Segment Start: GIVEN DATA

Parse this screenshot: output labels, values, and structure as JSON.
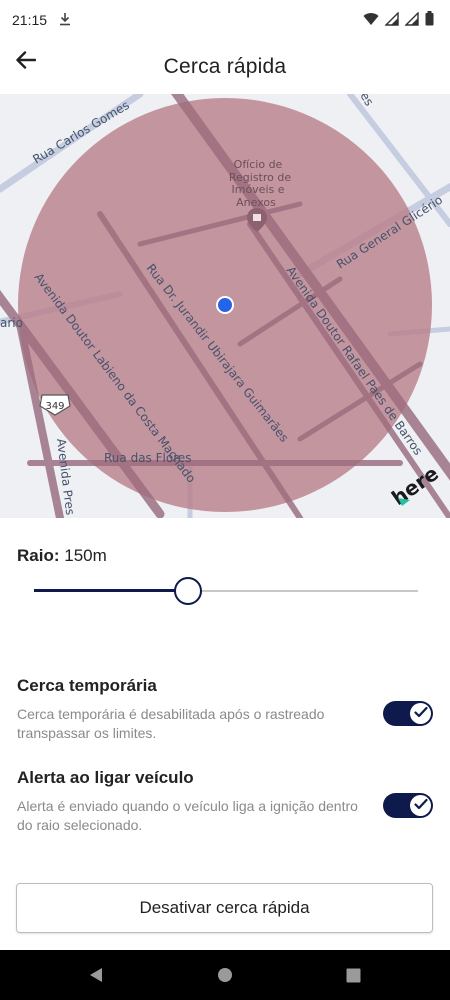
{
  "status_bar": {
    "time": "21:15",
    "download_icon": "download-icon",
    "icons": [
      "wifi-icon",
      "signal-icon",
      "signal-icon",
      "battery-icon"
    ]
  },
  "header": {
    "title": "Cerca rápida",
    "back_icon": "arrow-left-icon"
  },
  "map": {
    "streets": [
      "Rua Carlos Gomes",
      "Ofício de",
      "Registro de",
      "Imóveis e",
      "Anexos",
      "Rua General Glicério",
      "Rua Dr. Jurandir Ubirajara Guimarães",
      "Avenida Doutor Rafael Paes de Barros",
      "Avenida Doutor Labieno da Costa Machado",
      "Rua das Flores",
      "Avenida Pres",
      "ario",
      "es"
    ],
    "route_shield": "349",
    "provider_logo": "here",
    "fence_color": "#b9808c",
    "location_color": "#2563eb"
  },
  "radius": {
    "label": "Raio:",
    "value": "150m",
    "slider_fraction": 0.4
  },
  "settings": [
    {
      "title": "Cerca temporária",
      "description": "Cerca temporária é desabilitada após o rastreado transpassar os limites.",
      "enabled": true
    },
    {
      "title": "Alerta ao ligar veículo",
      "description": "Alerta é enviado quando o veículo liga a ignição dentro do raio selecionado.",
      "enabled": true
    }
  ],
  "actions": {
    "deactivate_label": "Desativar cerca rápida"
  },
  "nav_bar": {
    "icons": [
      "back-triangle-icon",
      "home-circle-icon",
      "recents-square-icon"
    ]
  },
  "colors": {
    "accent": "#0e1a4b"
  }
}
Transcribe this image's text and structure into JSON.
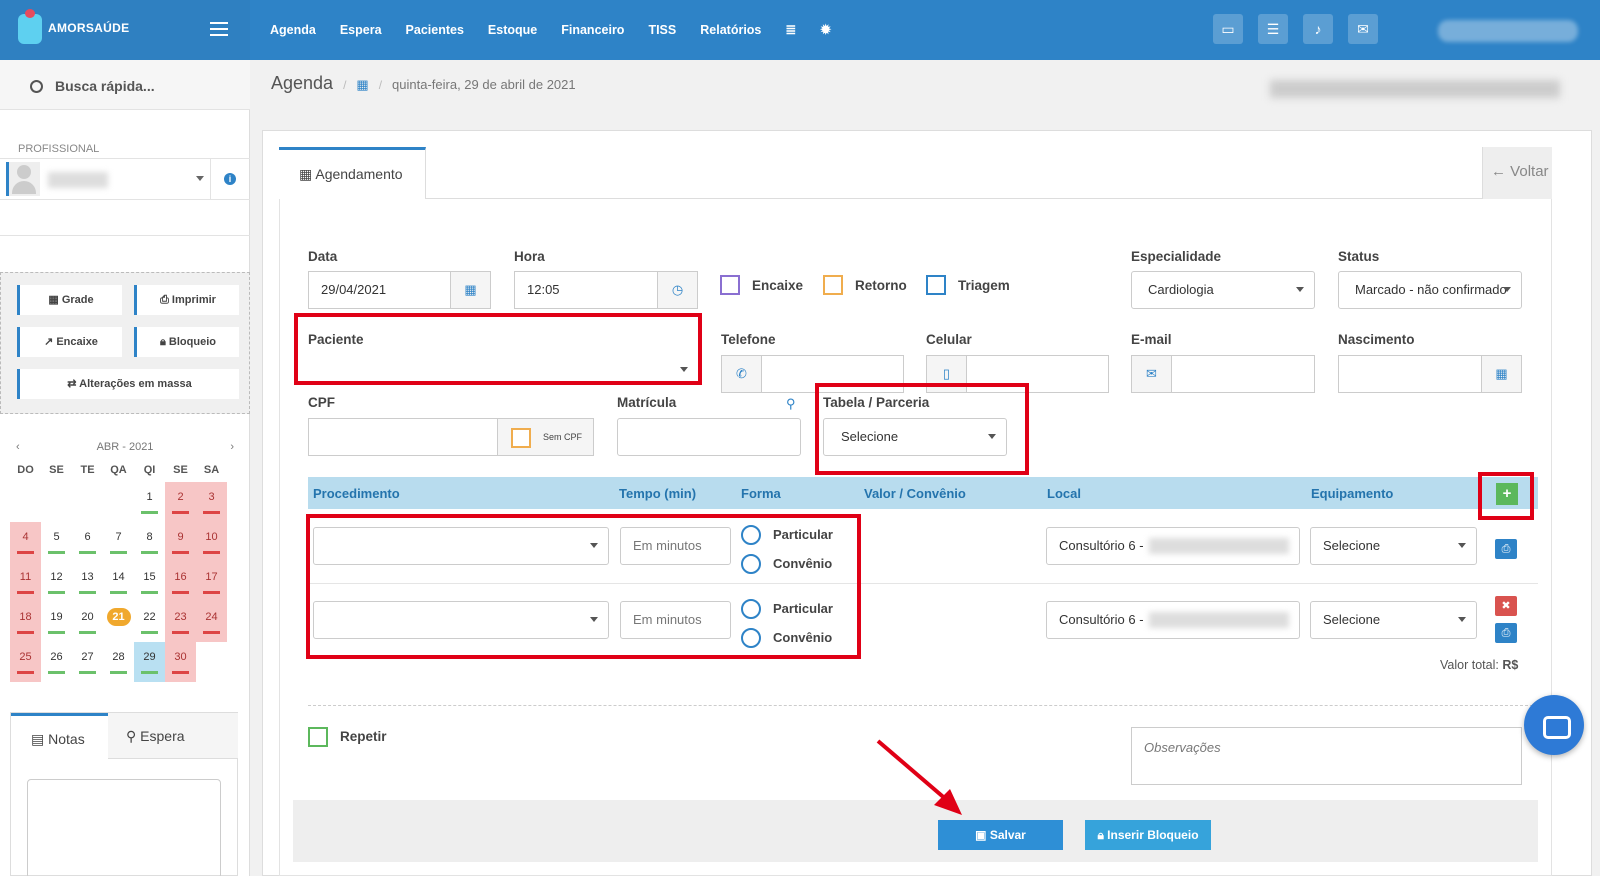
{
  "app": {
    "logo": "AMORSAÚDE"
  },
  "nav": {
    "items": [
      "Agenda",
      "Espera",
      "Pacientes",
      "Estoque",
      "Financeiro",
      "TISS",
      "Relatórios"
    ]
  },
  "sidebar": {
    "search": "Busca rápida...",
    "prof_label": "PROFISSIONAL",
    "buttons": {
      "grade": "Grade",
      "imprimir": "Imprimir",
      "encaixe": "Encaixe",
      "bloqueio": "Bloqueio",
      "alteracoes": "Alterações em massa"
    },
    "calendar": {
      "month": "ABR - 2021",
      "days": [
        "DO",
        "SE",
        "TE",
        "QA",
        "QI",
        "SE",
        "SA"
      ]
    },
    "notes_tab": "Notas",
    "espera_tab": "Espera"
  },
  "breadcrumb": {
    "title": "Agenda",
    "date": "quinta-feira, 29 de abril de 2021"
  },
  "form": {
    "tab": "Agendamento",
    "voltar": "Voltar",
    "data_label": "Data",
    "data": "29/04/2021",
    "hora_label": "Hora",
    "hora": "12:05",
    "encaixe": "Encaixe",
    "retorno": "Retorno",
    "triagem": "Triagem",
    "especialidade_label": "Especialidade",
    "especialidade": "Cardiologia",
    "status_label": "Status",
    "status": "Marcado - não confirmado",
    "paciente_label": "Paciente",
    "telefone_label": "Telefone",
    "celular_label": "Celular",
    "email_label": "E-mail",
    "nascimento_label": "Nascimento",
    "cpf_label": "CPF",
    "sem_cpf": "Sem CPF",
    "matricula_label": "Matrícula",
    "tabela_label": "Tabela / Parceria",
    "tabela": "Selecione",
    "table_headers": {
      "procedimento": "Procedimento",
      "tempo": "Tempo (min)",
      "forma": "Forma",
      "valor": "Valor / Convênio",
      "local": "Local",
      "equipamento": "Equipamento"
    },
    "rows": [
      {
        "tempo_placeholder": "Em minutos",
        "particular": "Particular",
        "convenio": "Convênio",
        "local": "Consultório 6 -",
        "equipamento": "Selecione"
      },
      {
        "tempo_placeholder": "Em minutos",
        "particular": "Particular",
        "convenio": "Convênio",
        "local": "Consultório 6 -",
        "equipamento": "Selecione"
      }
    ],
    "valor_total": "Valor total:",
    "moeda": "R$",
    "repetir": "Repetir",
    "observacoes_placeholder": "Observações",
    "salvar": "Salvar",
    "inserir_bloqueio": "Inserir Bloqueio"
  },
  "colors": {
    "primary": "#2e83c7",
    "highlight": "#e00016",
    "success": "#5cb85c",
    "danger": "#d9534f"
  }
}
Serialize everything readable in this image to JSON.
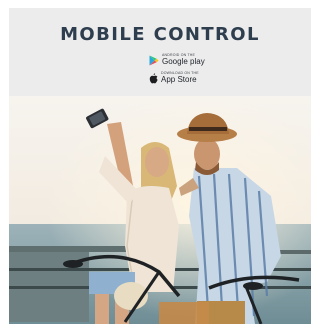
{
  "header": {
    "title": "MOBILE CONTROL"
  },
  "badges": {
    "google_play": {
      "caption": "Android on the",
      "store": "Google play",
      "icon": "google-play-icon"
    },
    "app_store": {
      "caption": "Download on the",
      "store": "App Store",
      "icon": "apple-icon"
    }
  },
  "colors": {
    "header_bg": "#ececed",
    "title": "#2e3e4e"
  }
}
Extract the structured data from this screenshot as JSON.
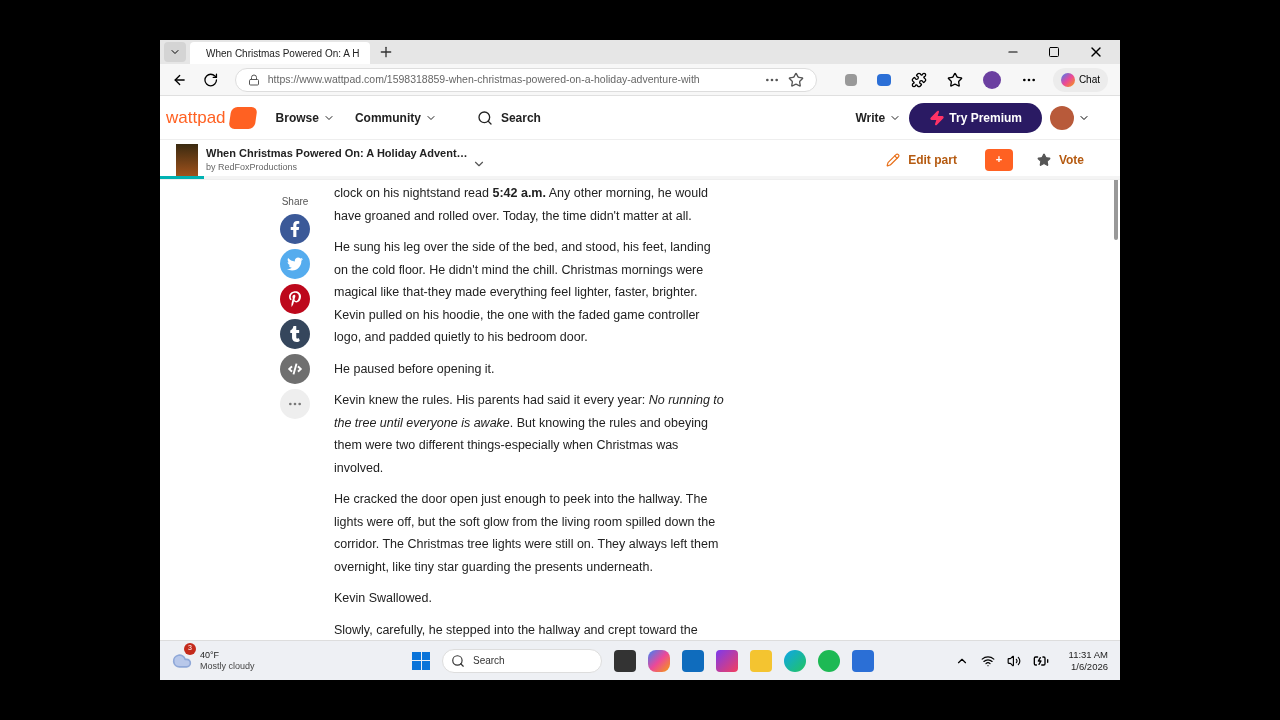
{
  "browser": {
    "tab_title": "When Christmas Powered On: A H",
    "url": "https://www.wattpad.com/1598318859-when-christmas-powered-on-a-holiday-adventure-with",
    "chat_label": "Chat"
  },
  "site_header": {
    "logo": "wattpad",
    "nav": [
      {
        "label": "Browse"
      },
      {
        "label": "Community"
      }
    ],
    "search": "Search",
    "write": "Write",
    "premium": "Try Premium"
  },
  "story_bar": {
    "title": "When Christmas Powered On: A Holiday Advent…",
    "author": "by RedFoxProductions",
    "edit": "Edit part",
    "add": "+",
    "vote": "Vote",
    "reading_progress": {
      "level": 0.046
    }
  },
  "share": {
    "label": "Share",
    "buttons": [
      {
        "kind": "facebook"
      },
      {
        "kind": "twitter"
      },
      {
        "kind": "pinterest"
      },
      {
        "kind": "tumblr"
      },
      {
        "kind": "embed"
      },
      {
        "kind": "more"
      }
    ]
  },
  "paragraphs": [
    "clock on his nightstand read **5:42 a.m.**  Any other morning, he would have groaned and rolled over. Today, the time didn't matter at all.",
    "He sung his leg over the side of the bed, and stood, his feet, landing on the cold floor. He didn't mind the chill. Christmas mornings were magical like that-they made everything feel lighter, faster, brighter. Kevin pulled on his hoodie, the one with the faded game controller logo, and padded quietly to his bedroom door.",
    "He paused before opening it.",
    "Kevin knew the rules. His parents had said it every year: *No running to the tree until everyone is awake*. But knowing the rules and obeying them were two different things-especially when Christmas was involved.",
    "He cracked the door open just enough to peek into the hallway. The lights were off, but the soft glow from the living room spilled down the corridor. The Christmas tree lights were still on. They always left them overnight, like tiny star guarding the presents underneath.",
    "Kevin Swallowed.",
    "Slowly, carefully, he stepped into the hallway and crept toward the"
  ],
  "taskbar": {
    "weather_badge": "3",
    "temperature": "40°F",
    "condition": "Mostly cloudy",
    "search": "Search",
    "time": "11:31 AM",
    "date": "1/6/2026"
  }
}
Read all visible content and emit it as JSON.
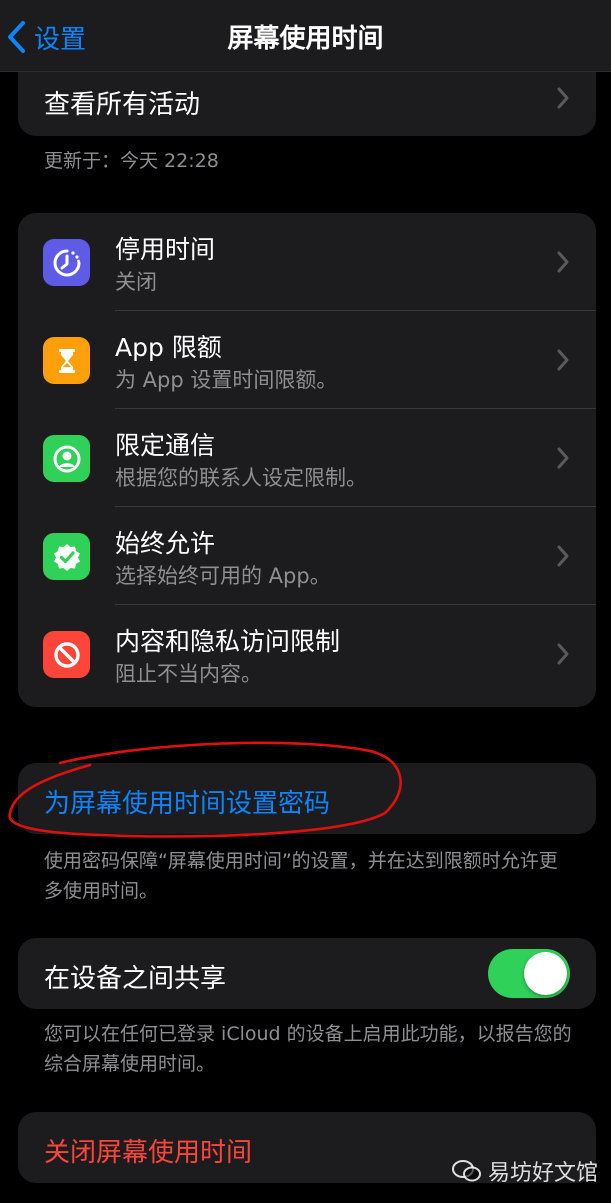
{
  "nav": {
    "back_label": "设置",
    "title": "屏幕使用时间"
  },
  "activity": {
    "label": "查看所有活动",
    "updated": "更新于：今天 22:28"
  },
  "features": [
    {
      "title": "停用时间",
      "subtitle": "关闭",
      "icon": "downtime-icon",
      "color": "#5e5ce6"
    },
    {
      "title": "App 限额",
      "subtitle": "为 App 设置时间限额。",
      "icon": "hourglass-icon",
      "color": "#ff9f0a"
    },
    {
      "title": "限定通信",
      "subtitle": "根据您的联系人设定限制。",
      "icon": "contact-icon",
      "color": "#30d158"
    },
    {
      "title": "始终允许",
      "subtitle": "选择始终可用的 App。",
      "icon": "checkmark-badge-icon",
      "color": "#30d158"
    },
    {
      "title": "内容和隐私访问限制",
      "subtitle": "阻止不当内容。",
      "icon": "restriction-icon",
      "color": "#ff453a"
    }
  ],
  "passcode": {
    "label": "为屏幕使用时间设置密码",
    "footnote": "使用密码保障“屏幕使用时间”的设置，并在达到限额时允许更多使用时间。"
  },
  "share": {
    "label": "在设备之间共享",
    "enabled": true,
    "footnote": "您可以在任何已登录 iCloud 的设备上启用此功能，以报告您的综合屏幕使用时间。"
  },
  "turn_off": {
    "label": "关闭屏幕使用时间"
  },
  "watermark": {
    "text": "易坊好文馆"
  },
  "colors": {
    "accent": "#0a84ff",
    "destructive": "#ff453a",
    "toggle_on": "#30d158",
    "annotation": "#e0100f"
  }
}
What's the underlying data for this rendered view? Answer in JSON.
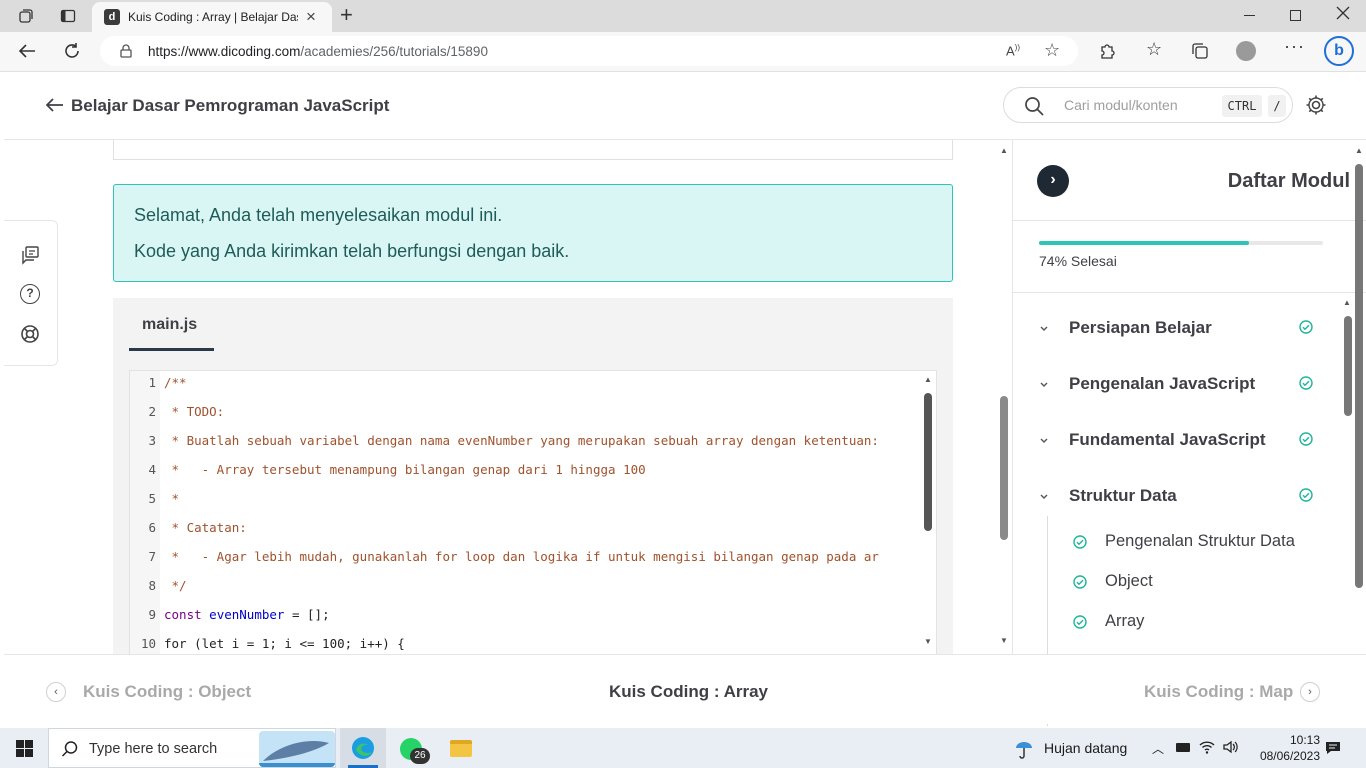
{
  "browser": {
    "tab_title": "Kuis Coding : Array | Belajar Dasar Pemrograman JavaScript",
    "tab_favicon": "d",
    "url_domain": "https://www.dicoding.com",
    "url_path": "/academies/256/tutorials/15890",
    "close_tab_label": "×",
    "new_tab_label": "+"
  },
  "header": {
    "course_title": "Belajar Dasar Pemrograman JavaScript",
    "search_placeholder": "Cari modul/konten",
    "kbd_ctrl": "CTRL",
    "kbd_slash": "/"
  },
  "alert": {
    "line1": "Selamat, Anda telah menyelesaikan modul ini.",
    "line2": "Kode yang Anda kirimkan telah berfungsi dengan baik."
  },
  "editor": {
    "file_tab": "main.js",
    "lines": [
      {
        "n": "1",
        "text": "/**"
      },
      {
        "n": "2",
        "text": " * TODO:"
      },
      {
        "n": "3",
        "text": " * Buatlah sebuah variabel dengan nama evenNumber yang merupakan sebuah array dengan ketentuan:"
      },
      {
        "n": "4",
        "text": " *   - Array tersebut menampung bilangan genap dari 1 hingga 100"
      },
      {
        "n": "5",
        "text": " *"
      },
      {
        "n": "6",
        "text": " * Catatan:"
      },
      {
        "n": "7",
        "text": " *   - Agar lebih mudah, gunakanlah for loop dan logika if untuk mengisi bilangan genap pada ar"
      },
      {
        "n": "8",
        "text": " */"
      },
      {
        "n": "9",
        "kw": "const",
        "var": "evenNumber",
        "rest": " = [];"
      },
      {
        "n": "10",
        "text": "for (let i = 1; i <= 100; i++) {"
      }
    ]
  },
  "sidebar": {
    "title": "Daftar Modul",
    "progress_percent": 74,
    "progress_text": "74% Selesai",
    "modules": [
      {
        "label": "Persiapan Belajar",
        "done": true
      },
      {
        "label": "Pengenalan JavaScript",
        "done": true
      },
      {
        "label": "Fundamental JavaScript",
        "done": true
      },
      {
        "label": "Struktur Data",
        "done": true
      }
    ],
    "submodules": [
      {
        "label": "Pengenalan Struktur Data",
        "done": true
      },
      {
        "label": "Object",
        "done": true
      },
      {
        "label": "Array",
        "done": true
      }
    ]
  },
  "bottom_nav": {
    "prev": "Kuis Coding : Object",
    "current": "Kuis Coding : Array",
    "next": "Kuis Coding : Map"
  },
  "taskbar": {
    "search_placeholder": "Type here to search",
    "whatsapp_badge": "26",
    "weather": "Hujan datang",
    "time": "10:13",
    "date": "08/06/2023"
  },
  "colors": {
    "accent": "#2ec4b6",
    "alert_bg": "#d9f6f4",
    "heading": "#3f3f46"
  }
}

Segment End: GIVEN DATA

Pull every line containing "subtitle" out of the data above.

SOLUTION BELOW:
      "subtitle": "关闭",
      "subtitle": "为 App 设置时间限额。",
      "subtitle": "根据您的联系人设定限制。",
      "subtitle": "选择始终可用的 App。",
      "subtitle": "阻止不当内容。",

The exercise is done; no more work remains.